Senate Bill 9 is one of the highest-profile housing-related bills in California’s current legislative session, and aims to expand the state’s capacity for smaller-scaled housing, particularly in higher-resourced, single-family neighborhoods. Building on the recent legislation to open single-family neighborhoods to accessory dwelling units (ADUs), SB 9 would allow for the development of multiple new, for-sale homes on existing single-family lots either by splitting the lot or through the conversion of existing single-family homes into a duplex. But if SB 9 passes, factors such as local market prices, development costs, and local regulations will influence the amount and type of new housing that could be built.
Our new analysis explores the potential impact of SB 9 on new housing supply by modeling the financial feasibility of new home construction as allowed by the current version of the bill. Authored by Managing Director Ben Metcalf and Policy Director David Garcia in partnership with Ian Carlton and Kate Macfarlane from MapCraft Labs, the analysis finds that SB 9 would enable new development where none was financially feasible before on around 110,000 single-family parcels, representing just 1.5% of total single family parcels statewide.

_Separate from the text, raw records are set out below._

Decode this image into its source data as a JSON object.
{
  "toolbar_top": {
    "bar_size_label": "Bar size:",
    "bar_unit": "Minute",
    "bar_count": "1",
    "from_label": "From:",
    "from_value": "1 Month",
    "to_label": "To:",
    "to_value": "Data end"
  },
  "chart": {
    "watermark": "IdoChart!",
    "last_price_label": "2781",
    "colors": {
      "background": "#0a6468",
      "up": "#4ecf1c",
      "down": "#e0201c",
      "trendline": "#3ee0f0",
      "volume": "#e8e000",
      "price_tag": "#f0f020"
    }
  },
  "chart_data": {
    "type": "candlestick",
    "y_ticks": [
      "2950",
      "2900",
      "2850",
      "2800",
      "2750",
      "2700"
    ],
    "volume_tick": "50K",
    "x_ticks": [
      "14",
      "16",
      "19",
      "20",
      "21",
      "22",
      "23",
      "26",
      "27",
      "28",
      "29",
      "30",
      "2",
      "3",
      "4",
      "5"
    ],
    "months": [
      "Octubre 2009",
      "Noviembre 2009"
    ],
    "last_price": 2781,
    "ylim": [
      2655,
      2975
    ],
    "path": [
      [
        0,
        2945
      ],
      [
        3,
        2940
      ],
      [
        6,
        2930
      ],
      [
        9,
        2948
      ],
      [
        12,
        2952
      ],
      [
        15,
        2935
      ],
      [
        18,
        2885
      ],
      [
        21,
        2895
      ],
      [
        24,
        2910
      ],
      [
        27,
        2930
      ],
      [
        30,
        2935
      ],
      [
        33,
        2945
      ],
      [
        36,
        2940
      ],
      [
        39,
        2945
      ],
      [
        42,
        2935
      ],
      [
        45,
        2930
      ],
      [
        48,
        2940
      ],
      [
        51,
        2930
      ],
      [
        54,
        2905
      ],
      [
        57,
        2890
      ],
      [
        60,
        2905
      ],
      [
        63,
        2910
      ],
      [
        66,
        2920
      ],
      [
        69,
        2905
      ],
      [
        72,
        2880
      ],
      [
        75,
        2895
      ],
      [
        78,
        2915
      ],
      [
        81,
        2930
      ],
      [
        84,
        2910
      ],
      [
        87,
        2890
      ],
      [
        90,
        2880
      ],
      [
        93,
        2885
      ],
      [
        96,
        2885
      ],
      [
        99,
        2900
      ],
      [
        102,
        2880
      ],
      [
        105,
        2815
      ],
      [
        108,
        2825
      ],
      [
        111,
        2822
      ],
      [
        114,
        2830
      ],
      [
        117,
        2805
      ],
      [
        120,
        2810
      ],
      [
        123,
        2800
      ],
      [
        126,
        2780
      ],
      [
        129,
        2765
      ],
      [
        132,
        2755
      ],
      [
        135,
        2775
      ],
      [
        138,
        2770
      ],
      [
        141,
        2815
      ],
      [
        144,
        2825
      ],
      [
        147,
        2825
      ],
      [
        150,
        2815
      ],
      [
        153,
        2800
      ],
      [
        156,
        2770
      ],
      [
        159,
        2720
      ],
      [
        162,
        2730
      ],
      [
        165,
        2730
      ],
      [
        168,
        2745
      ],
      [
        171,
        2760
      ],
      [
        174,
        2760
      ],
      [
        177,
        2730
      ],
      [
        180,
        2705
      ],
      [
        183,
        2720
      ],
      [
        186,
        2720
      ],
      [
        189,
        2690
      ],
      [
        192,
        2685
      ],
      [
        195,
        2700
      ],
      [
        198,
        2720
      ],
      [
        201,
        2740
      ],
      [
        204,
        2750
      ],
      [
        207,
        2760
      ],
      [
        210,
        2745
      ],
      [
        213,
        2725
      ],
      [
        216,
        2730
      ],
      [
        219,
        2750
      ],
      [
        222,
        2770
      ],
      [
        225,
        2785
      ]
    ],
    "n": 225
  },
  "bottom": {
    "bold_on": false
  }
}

SB 9 would provide a boost in three- and four-unit feasibility, but duplexes would be the most dominant form of financially-feasible development. On sites where additions of ADUs already made sense, development might intensify (resulting in three or four units instead of two or three units), and the rate of actual uptake may increase to the extent that SB 9 unlocks new financing and homeownership opportunities. We also found that SB 9 will not lead to a significant demolition of existing housing stock, as nearly 97 percent of single family homes would be retained.
The amount of new units varies widely by region. Los Angeles County has the largest number of overall new homes that would be enabled by the bill. Most Central Valley counties, such as Fresno, Merced, Kern, and Stanislaus, showed below average potential for new homes per parcel, while coastal counties such as Marin, Santa Cruz, San Luis Obispo, and Santa Barbara counties showed higher than average per parcel unit ratios, which signals that rents and home sales prices would financially support new homes resulting from SB 9.
While a step towards alleviating the state’s affordability crisis, the new capacity enabled by SB 9 would represent only a fraction of the overall supply needed and policymakers should consider complementary strategies to expand homeownership opportunities and expand new housing supply.